- _Given data_:
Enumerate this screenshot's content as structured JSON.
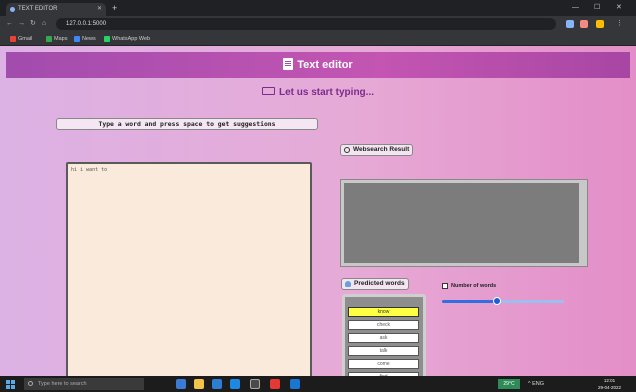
{
  "browser": {
    "tab_title": "TEXT EDITOR",
    "new_tab_icon": "plus-icon",
    "url": "127.0.0.1:5000",
    "bookmarks": [
      {
        "label": "Gmail",
        "color": "#ea4335"
      },
      {
        "label": "Maps",
        "color": "#34a853"
      },
      {
        "label": "News",
        "color": "#4285f4"
      },
      {
        "label": "WhatsApp Web",
        "color": "#25d366"
      }
    ]
  },
  "app": {
    "title": "Text editor",
    "subtitle": "Let us start typing...",
    "prompt": "Type a word and press space to get suggestions",
    "editor_text": "hi i want to",
    "web_label": "Websearch Result",
    "predicted_label": "Predicted words",
    "num_words_label": "Number of words",
    "slider_fraction": 0.45,
    "predicted_words": [
      "know",
      "check",
      "ask",
      "talk",
      "come",
      "find",
      ""
    ],
    "selected_index": 0,
    "colors": {
      "header": "#a24cae",
      "selected": "#ffff44",
      "accent": "#7c2c8c"
    }
  },
  "taskbar": {
    "search_placeholder": "Type here to search",
    "weather": "29°C",
    "time": "12:01",
    "date": "29-04-2022",
    "tray": "^ ENG"
  }
}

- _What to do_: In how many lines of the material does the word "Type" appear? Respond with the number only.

- _Output of the exercise_: 2